By Luke Voogt
Noiseworks front man Jon Stevens will bring iconic hits of his original band and classics of former compatriots INXS to Geelong next month.
The 58-year-old singer was excited to hit the road for the first leg of the tour near Dubbo on Saturday, he told the Indy.
“Being an older artist is the best,” the Kiwi expat said last Friday.
“You’re not driven by that ego anymore, you’re driven by sharing a lifetime of experiences and music that meant something, and still does.”
Stevens will play all the hits that made Noiseworks famous, like Take Me Back and Touch, plus INXS classics to get the whole crowd rocking at Gateway Hotel on 3 August.
“People just love hearing that stuff,” he said.
“Times have changed but people really don’t. They’re great songs and they should still be heard live.
“That is all you are going to hear, songs from your youth, and songs you grew up with – iconic songs from both bands.”
Nothing beat crowds singing along, he said.
“When people know every song that you’re playing it’s a great feeling.
“It’s just a big old singalong and you just go, ‘man, it doesn’t get any better’. What else is there?”
Stevens last visited Geelong in 2016 on tour with Daryl Braithwaite, Kate Ceberano and John Paul Young.
“I know, it’s been a while since I’ve played in Geelong,” he said.
“There’s so many places you try to get to and for whatever reason they get left off.”
Jon had just come off the soldout Red Hot Summer Tour, where he and his band played the hits of Noiseworks and INXS, he said.
“You’ve got 10,000 people just going bananas when you are playing those songs,” he says.
“It makes you realise you have to keep playing them. My job is to make sure everyone has the maximum best time possible.”
Stevens moved to Australia in 1981 after recording a successful solo album in New Zealand.
On Melbourne Cup Day, 1982, he “got pissed down at the pub” in Sydney with AC/DC and INXS manager Michael Browning, who introduced him to Stuart Fraser.
He and Fraser would go on to found Noiseworks, which made the top ten on the Australian charts several times.
He also fronted INXS from 2000 to 2003 after the death of the iconic Michael Hutchence in 1997.
“You can’t take over from Michael,” he said.

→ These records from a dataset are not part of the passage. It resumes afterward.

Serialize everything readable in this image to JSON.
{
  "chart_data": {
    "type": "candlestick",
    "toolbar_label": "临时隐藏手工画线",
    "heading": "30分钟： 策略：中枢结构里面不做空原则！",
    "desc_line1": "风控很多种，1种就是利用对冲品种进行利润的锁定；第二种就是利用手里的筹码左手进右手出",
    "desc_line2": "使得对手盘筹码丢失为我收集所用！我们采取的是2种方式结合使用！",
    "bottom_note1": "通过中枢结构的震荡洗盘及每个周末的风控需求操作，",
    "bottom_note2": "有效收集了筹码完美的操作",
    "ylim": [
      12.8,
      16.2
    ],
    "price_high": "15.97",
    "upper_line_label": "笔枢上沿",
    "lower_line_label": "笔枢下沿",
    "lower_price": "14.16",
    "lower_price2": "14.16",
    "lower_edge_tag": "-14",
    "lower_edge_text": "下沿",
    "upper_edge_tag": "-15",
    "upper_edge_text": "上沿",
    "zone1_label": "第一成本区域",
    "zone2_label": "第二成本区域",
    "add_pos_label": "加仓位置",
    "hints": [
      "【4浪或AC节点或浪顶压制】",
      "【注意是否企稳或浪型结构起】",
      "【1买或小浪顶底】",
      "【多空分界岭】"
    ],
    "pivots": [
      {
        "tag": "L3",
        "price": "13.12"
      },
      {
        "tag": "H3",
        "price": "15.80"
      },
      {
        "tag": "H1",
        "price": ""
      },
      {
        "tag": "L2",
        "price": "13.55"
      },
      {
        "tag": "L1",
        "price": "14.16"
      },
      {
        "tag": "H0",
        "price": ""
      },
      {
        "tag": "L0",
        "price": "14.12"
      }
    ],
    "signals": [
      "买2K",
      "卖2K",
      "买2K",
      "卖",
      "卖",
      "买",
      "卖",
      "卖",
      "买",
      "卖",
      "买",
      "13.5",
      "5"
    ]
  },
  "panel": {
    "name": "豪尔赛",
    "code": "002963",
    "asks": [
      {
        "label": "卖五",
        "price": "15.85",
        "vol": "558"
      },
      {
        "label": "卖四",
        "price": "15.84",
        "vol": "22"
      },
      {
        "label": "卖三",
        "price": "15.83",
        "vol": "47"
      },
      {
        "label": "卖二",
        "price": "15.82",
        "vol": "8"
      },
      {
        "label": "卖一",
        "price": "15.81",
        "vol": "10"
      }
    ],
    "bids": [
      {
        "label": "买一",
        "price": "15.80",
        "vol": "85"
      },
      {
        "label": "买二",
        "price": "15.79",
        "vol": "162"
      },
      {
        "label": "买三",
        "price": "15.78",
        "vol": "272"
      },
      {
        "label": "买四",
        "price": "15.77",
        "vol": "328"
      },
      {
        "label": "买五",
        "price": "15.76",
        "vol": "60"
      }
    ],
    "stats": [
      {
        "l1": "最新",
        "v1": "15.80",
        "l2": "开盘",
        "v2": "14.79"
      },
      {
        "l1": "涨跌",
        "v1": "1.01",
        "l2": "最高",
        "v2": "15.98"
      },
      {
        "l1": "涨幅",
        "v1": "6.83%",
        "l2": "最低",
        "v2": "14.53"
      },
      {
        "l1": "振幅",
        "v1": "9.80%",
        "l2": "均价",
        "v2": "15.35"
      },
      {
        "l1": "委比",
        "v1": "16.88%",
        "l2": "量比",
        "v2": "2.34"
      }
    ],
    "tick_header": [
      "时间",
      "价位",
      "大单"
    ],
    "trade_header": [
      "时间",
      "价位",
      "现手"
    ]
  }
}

“But we all knew each other back in the day and we all played with each other. In Australia it’s a small industry and everyone knows everybody.
“Michael was on the last Noiseworks album. It was a very natural fit. I love that band and their songs.”